VEG



Joined: 06 Feb 2013
Posts: 77
Location: Minsk, Belarus
Thank you for your examples.

BTW, It is a surprise for me also that FASM1 is able to assemble "push 1 2 3" as three actual pushes without any additional macroses =) I think that it is better to stick to less ambiguous variants, like "one push - one argument" or "comma as a delimiter".
Post 30 Apr 2017, 11:00
View user's profile Send private message Visit poster's website Reply with quote
Tomasz Grysztar
Assembly Artist


Joined: 16 Jun 2003
Posts: 6873
Location: Kraków, Poland
VEG wrote:
BTW, It is a surprise for me also that FASM1 is able to assemble "push 1 2 3" as three actual pushes without any additional macroses =) I think that it is better to stick to less ambiguous variants, like "one push - one argument" or "comma as a delimiter".
Well, fasmg implementations give me a good opportunity to get rid of such uncomfortable legacies. Thank you for bringing it up.
Post 30 Apr 2017, 11:57
View user's profile Send private message Visit poster's website Reply with quote
Display posts from previous:
Post new topic Reply to topic

Jump to:  


< Last Thread | Next Thread >

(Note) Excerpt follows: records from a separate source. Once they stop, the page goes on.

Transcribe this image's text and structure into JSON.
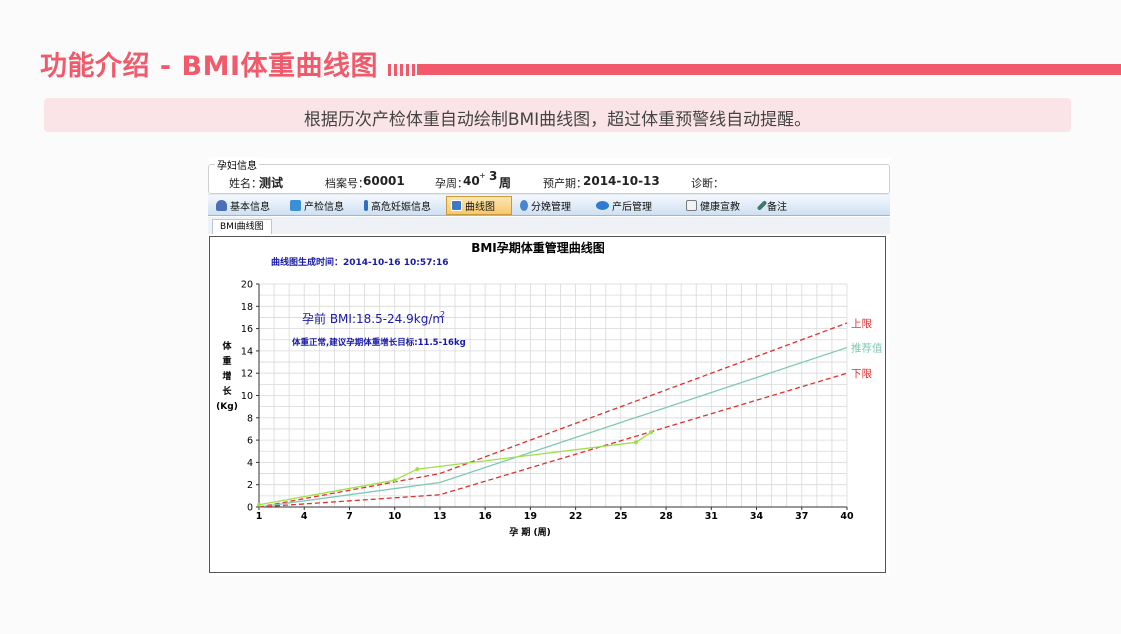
{
  "slide": {
    "title": "功能介绍 - BMI体重曲线图",
    "subtitle": "根据历次产检体重自动绘制BMI曲线图，超过体重预警线自动提醒。"
  },
  "patient_info": {
    "group_label": "孕妇信息",
    "name_label": "姓名：",
    "name_value": "测试",
    "file_label": "档案号：",
    "file_value": "60001",
    "week_label": "孕周：",
    "week_value": "40",
    "week_plus": "+",
    "week_days": "3",
    "week_unit": "周",
    "due_label": "预产期：",
    "due_value": "2014-10-13",
    "diagnosis_label": "诊断："
  },
  "toolbar": {
    "items": [
      {
        "label": "基本信息",
        "icon": "person-icon",
        "color": "#4a6fb5"
      },
      {
        "label": "产检信息",
        "icon": "calendar-icon",
        "color": "#3b8fd6"
      },
      {
        "label": "高危妊娠信息",
        "icon": "exclamation-icon",
        "color": "#2d6fc4"
      },
      {
        "label": "曲线图",
        "icon": "chart-icon",
        "color": "#3a7ac8",
        "active": true
      },
      {
        "label": "分娩管理",
        "icon": "baby-icon",
        "color": "#4a84d0"
      },
      {
        "label": "产后管理",
        "icon": "eye-icon",
        "color": "#2f7bd1"
      },
      {
        "label": "健康宣教",
        "icon": "document-icon",
        "color": "#7a7a7a"
      },
      {
        "label": "备注",
        "icon": "pen-icon",
        "color": "#3a7a6a"
      }
    ]
  },
  "tabs": [
    {
      "label": "BMI曲线图"
    }
  ],
  "chart_data": {
    "type": "line",
    "title": "BMI孕期体重管理曲线图",
    "generated_label": "曲线图生成时间：2014-10-16 10:57:16",
    "annotation_bmi": "孕前 BMI:18.5-24.9kg/m",
    "annotation_bmi_sup": "2",
    "annotation_target": "体重正常,建议孕期体重增长目标:11.5-16kg",
    "xlabel": "孕 期 (周)",
    "ylabel_chars": [
      "体",
      "重",
      "增",
      "长",
      "(Kg)"
    ],
    "xlim": [
      1,
      40
    ],
    "ylim": [
      0,
      20
    ],
    "x_ticks": [
      1,
      4,
      7,
      10,
      13,
      16,
      19,
      22,
      25,
      28,
      31,
      34,
      37,
      40
    ],
    "y_ticks": [
      0,
      2,
      4,
      6,
      8,
      10,
      12,
      14,
      16,
      18,
      20
    ],
    "series": [
      {
        "name": "上限",
        "color": "#e03030",
        "dash": true,
        "x": [
          1,
          13,
          40
        ],
        "y": [
          0,
          3,
          16.5
        ]
      },
      {
        "name": "推荐值",
        "color": "#7fc9b4",
        "dash": false,
        "x": [
          1,
          13,
          40
        ],
        "y": [
          0,
          2.2,
          14.3
        ]
      },
      {
        "name": "下限",
        "color": "#e03030",
        "dash": true,
        "x": [
          1,
          13,
          40
        ],
        "y": [
          0,
          1.1,
          12
        ]
      },
      {
        "name": "",
        "color": "#9ee04a",
        "dash": false,
        "marker": true,
        "x": [
          1,
          10,
          11.5,
          26,
          27
        ],
        "y": [
          0.2,
          2.4,
          3.4,
          5.8,
          6.7
        ]
      }
    ]
  }
}
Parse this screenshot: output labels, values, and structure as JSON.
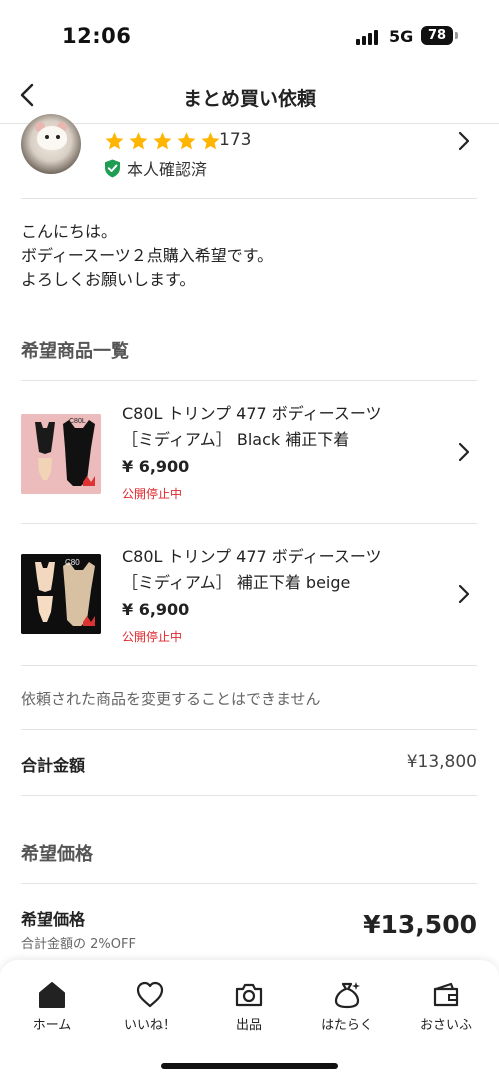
{
  "status_bar": {
    "time": "12:06",
    "network": "5G",
    "battery": "78"
  },
  "nav": {
    "title": "まとめ買い依頼",
    "back_icon": "chevron-left-icon"
  },
  "seller": {
    "rating_stars": 5,
    "rating_count": "173",
    "verified_label": "本人確認済",
    "star_color": "#ffb400",
    "verified_color": "#1f9d55"
  },
  "message": {
    "line1": "こんにちは。",
    "line2": "ボディースーツ２点購入希望です。",
    "line3": "よろしくお願いします。"
  },
  "items_section": {
    "heading": "希望商品一覧"
  },
  "items": [
    {
      "title_line1": "C80L トリンプ 477 ボディースーツ",
      "title_line2": "［ミディアム］ Black 補正下着",
      "price": "¥ 6,900",
      "status": "公開停止中"
    },
    {
      "title_line1": "C80L トリンプ 477 ボディースーツ",
      "title_line2": "［ミディアム］ 補正下着 beige",
      "price": "¥ 6,900",
      "status": "公開停止中"
    }
  ],
  "notice": "依頼された商品を変更することはできません",
  "total": {
    "label": "合計金額",
    "value": "¥13,800"
  },
  "desired_section": {
    "heading": "希望価格"
  },
  "desired": {
    "label": "希望価格",
    "sub": "合計金額の 2%OFF",
    "value": "¥13,500"
  },
  "tab_bar": {
    "tabs": [
      {
        "label": "ホーム",
        "icon": "home-icon"
      },
      {
        "label": "いいね！",
        "icon": "heart-icon"
      },
      {
        "label": "出品",
        "icon": "camera-icon"
      },
      {
        "label": "はたらく",
        "icon": "money-bag-icon"
      },
      {
        "label": "おさいふ",
        "icon": "wallet-icon"
      }
    ]
  },
  "colors": {
    "status_red": "#e0262d",
    "divider": "#e3e3e3"
  }
}
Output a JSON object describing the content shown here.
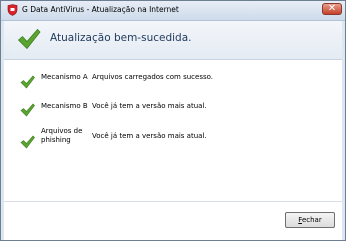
{
  "window": {
    "title": "G Data AntiVirus - Atualização na Internet",
    "close_glyph": "✕"
  },
  "header": {
    "title": "Atualização bem-sucedida.",
    "icon": "checkmark-icon"
  },
  "results": [
    {
      "name": "Mecanismo A",
      "status": "Arquivos carregados com sucesso.",
      "icon": "checkmark-icon"
    },
    {
      "name": "Mecanismo B",
      "status": "Você já tem a versão mais atual.",
      "icon": "checkmark-icon"
    },
    {
      "name": "Arquivos de phishing",
      "status": "Você já tem a versão mais atual.",
      "icon": "checkmark-icon"
    }
  ],
  "footer": {
    "close_label_first": "F",
    "close_label_rest": "echar"
  },
  "colors": {
    "check_green": "#5aa532",
    "title_blue": "#1e395b"
  }
}
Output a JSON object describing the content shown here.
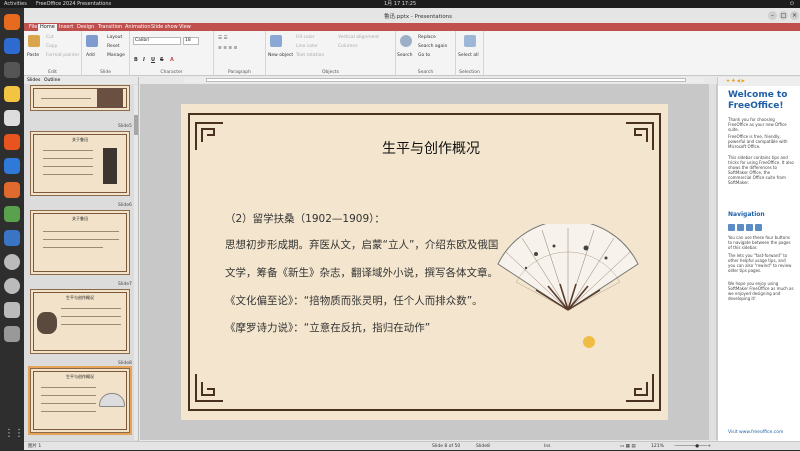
{
  "system": {
    "activities": "Activities",
    "app_name": "FreeOffice 2024 Presentations",
    "clock": "1月 17  17:25"
  },
  "window": {
    "title": "鲁迅.pptx - Presentations"
  },
  "menu_tabs": [
    "File",
    "Home",
    "Insert",
    "Design",
    "Transition",
    "Animation",
    "Slide show",
    "View"
  ],
  "ribbon": {
    "edit": {
      "paste": "Paste",
      "cut": "Cut",
      "copy": "Copy",
      "format_painter": "Format painter",
      "label": "Edit"
    },
    "slide": {
      "add": "Add",
      "layout": "Layout",
      "reset": "Reset",
      "manage": "Manage",
      "label": "Slide"
    },
    "character": {
      "font": "Calibri",
      "size": "18",
      "label": "Character"
    },
    "paragraph": {
      "label": "Paragraph"
    },
    "objects": {
      "fill_color": "Fill color",
      "line_color": "Line color",
      "text_rotation": "Text rotation",
      "vertical_alignment": "Vertical alignment",
      "columns": "Columns",
      "new_object": "New object",
      "label": "Objects"
    },
    "search": {
      "search": "Search",
      "replace": "Replace",
      "search_again": "Search again",
      "goto": "Go to",
      "label": "Search"
    },
    "selection": {
      "select_all": "Select all",
      "label": "Selection"
    }
  },
  "side_panel": {
    "tabs": [
      "Slides",
      "Outline"
    ],
    "slide_labels": [
      "Slide5",
      "Slide6",
      "Slide7",
      "Slide8"
    ],
    "thumbs": [
      {
        "title": "关于鲁迅"
      },
      {
        "title": "关于鲁迅"
      },
      {
        "title": "生平与创作概况"
      },
      {
        "title": "生平与创作概况"
      }
    ]
  },
  "slide": {
    "title": "生平与创作概况",
    "lines": [
      "（2）留学扶桑（1902—1909）：",
      "思想初步形成期。弃医从文，启蒙“立人”，介绍东欧及俄国",
      "文学，筹备《新生》杂志，翻译域外小说，撰写各体文章。",
      "《文化偏至论》：“掊物质而张灵明，任个人而排众数”。",
      "《摩罗诗力说》：“立意在反抗，指归在动作”"
    ]
  },
  "right_panel": {
    "welcome_title": "Welcome to FreeOffice!",
    "welcome_text": "Thank you for choosing FreeOffice as your new Office suite.",
    "text2": "FreeOffice is free, friendly, powerful and compatible with Microsoft Office.",
    "text3": "This sidebar contains tips and tricks for using FreeOffice. It also shows the differences to SoftMaker Office, the commercial Office suite from SoftMaker.",
    "nav_title": "Navigation",
    "nav_text": "You can use these four buttons to navigate between the pages of this sidebar.",
    "nav_text2": "The lets you \"fast-forward\" to other helpful usage tips, and you can also \"rewind\" to review older tips pages.",
    "nav_text3": "We hope you enjoy using SoftMaker FreeOffice as much as we enjoyed designing and developing it!",
    "link": "Visit www.freeoffice.com"
  },
  "status": {
    "left": "图片 1",
    "slide_of": "Slide 8 of 50",
    "slide_name": "Slide8",
    "ins": "Ins",
    "zoom": "121%"
  },
  "colors": {
    "accent": "#c0504d",
    "slide_bg": "#f4e6ce",
    "frame": "#4a3020"
  }
}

Forum Rules:
You cannot post new topics in this forum
You cannot reply to topics in this forum
You cannot edit your posts in this forum
You cannot delete your posts in this forum
You cannot vote in polls in this forum
You cannot attach files in this forum
You can download files in this forum


Copyright © 2004-2018, Tomasz Grysztar.

Powered by rwasa.